TASK
Locate every line in the records below that contains the word "Today", and copy each one.
AVAILABLE DATA below:
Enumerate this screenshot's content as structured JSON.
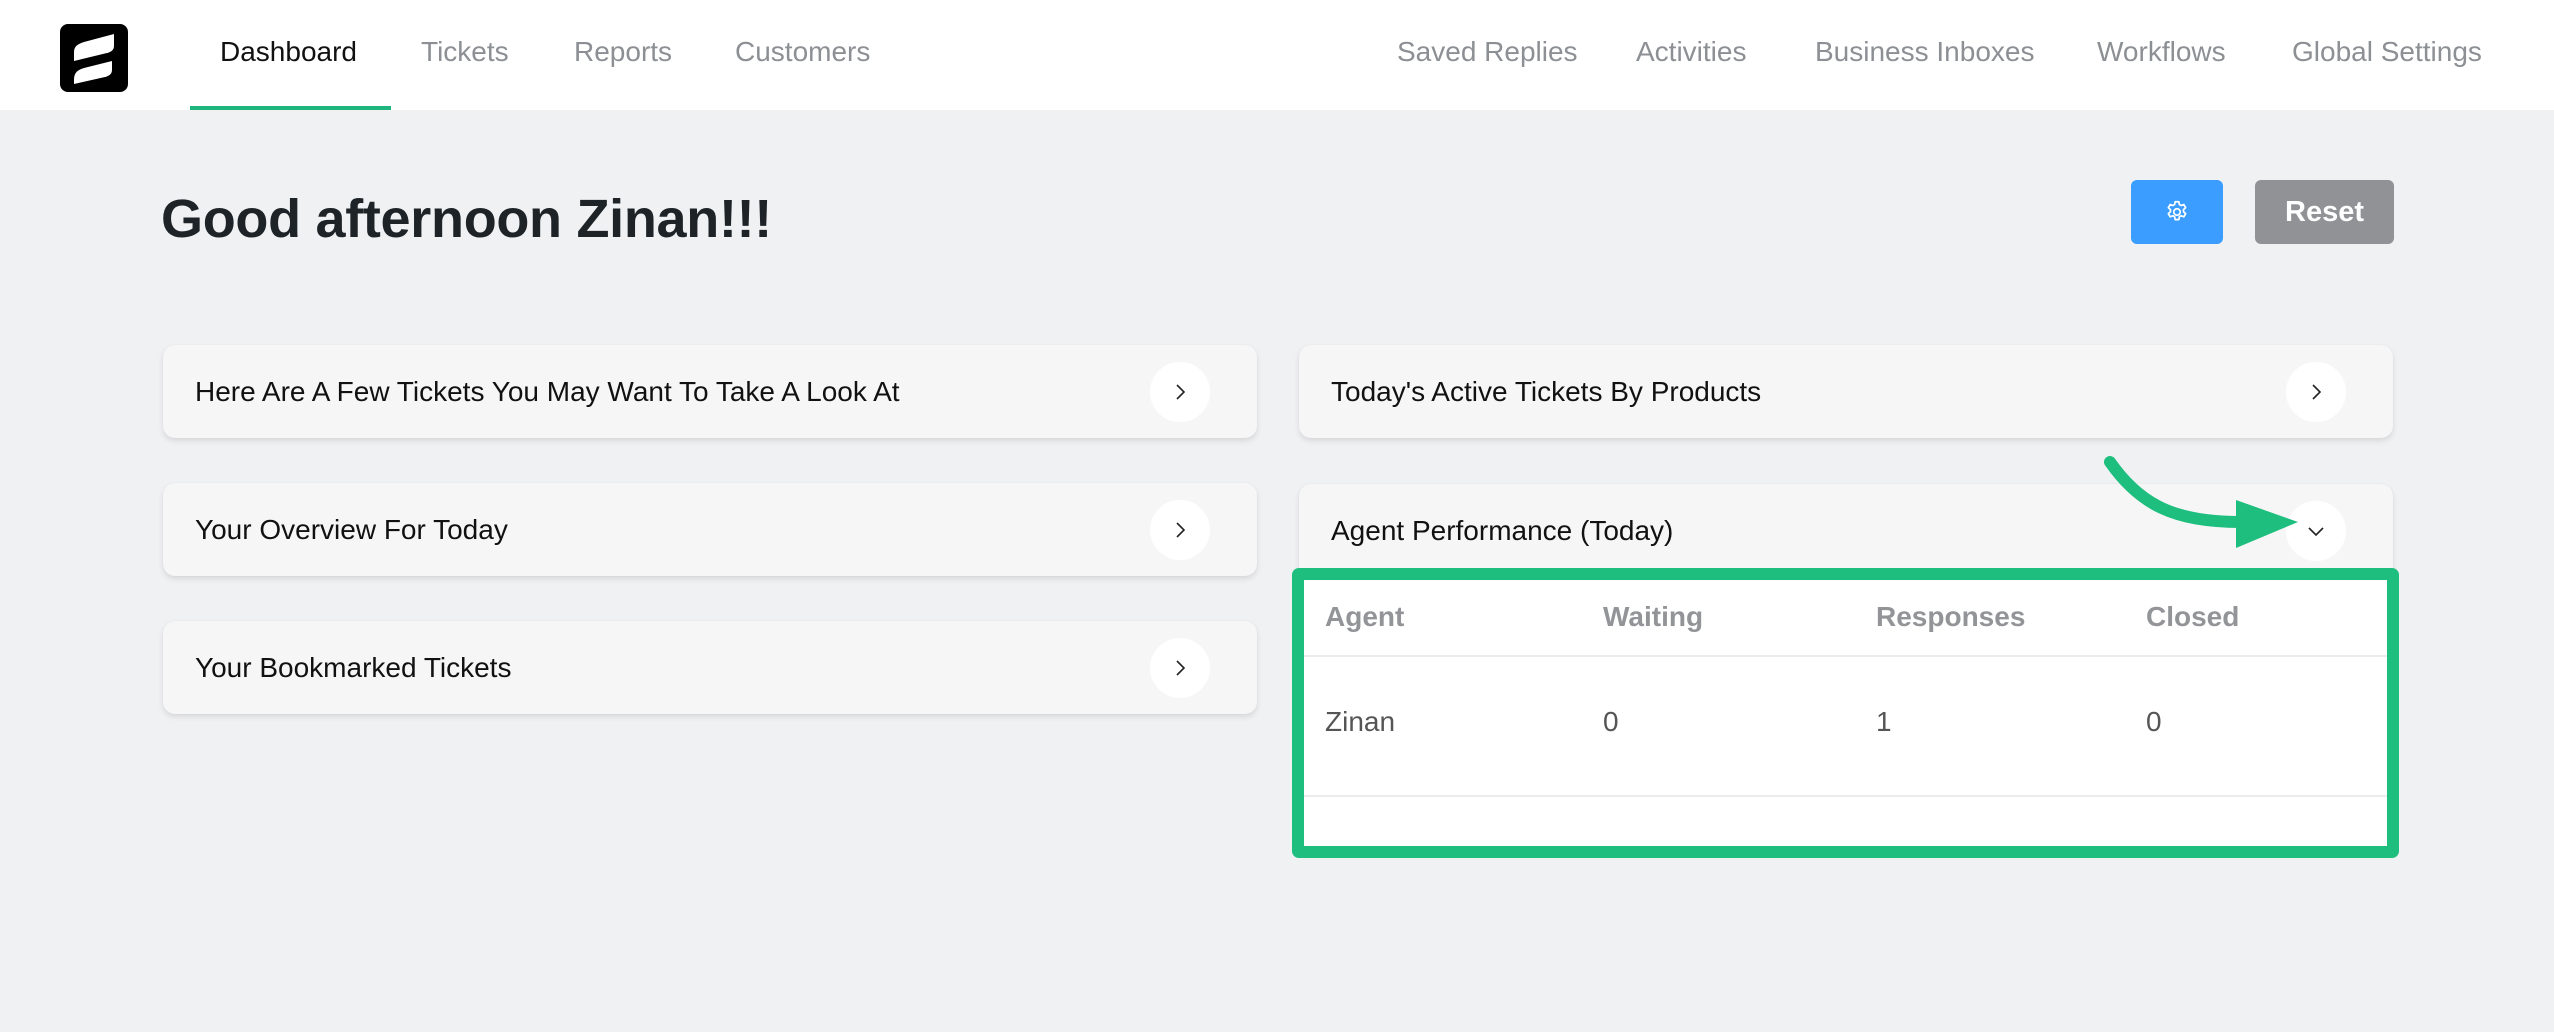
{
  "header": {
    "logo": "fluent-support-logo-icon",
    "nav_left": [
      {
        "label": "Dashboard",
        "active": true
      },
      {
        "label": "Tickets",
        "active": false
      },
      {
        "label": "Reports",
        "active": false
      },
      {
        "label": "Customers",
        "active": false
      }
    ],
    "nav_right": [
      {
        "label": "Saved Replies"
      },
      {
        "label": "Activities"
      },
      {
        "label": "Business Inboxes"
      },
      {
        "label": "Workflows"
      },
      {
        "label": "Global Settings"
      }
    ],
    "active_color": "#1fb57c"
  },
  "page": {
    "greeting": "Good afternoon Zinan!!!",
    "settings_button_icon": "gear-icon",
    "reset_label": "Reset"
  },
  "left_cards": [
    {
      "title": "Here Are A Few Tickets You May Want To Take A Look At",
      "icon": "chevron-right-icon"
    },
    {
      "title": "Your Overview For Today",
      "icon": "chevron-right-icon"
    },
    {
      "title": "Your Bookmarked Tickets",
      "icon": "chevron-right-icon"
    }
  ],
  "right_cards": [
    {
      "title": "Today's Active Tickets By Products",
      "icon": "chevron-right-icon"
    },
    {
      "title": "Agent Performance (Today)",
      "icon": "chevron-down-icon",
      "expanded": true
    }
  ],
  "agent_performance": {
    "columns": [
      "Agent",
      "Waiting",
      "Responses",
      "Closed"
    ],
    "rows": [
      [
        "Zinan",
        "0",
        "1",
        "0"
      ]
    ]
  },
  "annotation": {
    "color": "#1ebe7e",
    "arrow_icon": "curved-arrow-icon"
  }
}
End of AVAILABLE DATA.
SOLUTION TO THIS TASK
      "title": "Your Overview For Today",
      "title": "Today's Active Tickets By Products",
      "title": "Agent Performance (Today)",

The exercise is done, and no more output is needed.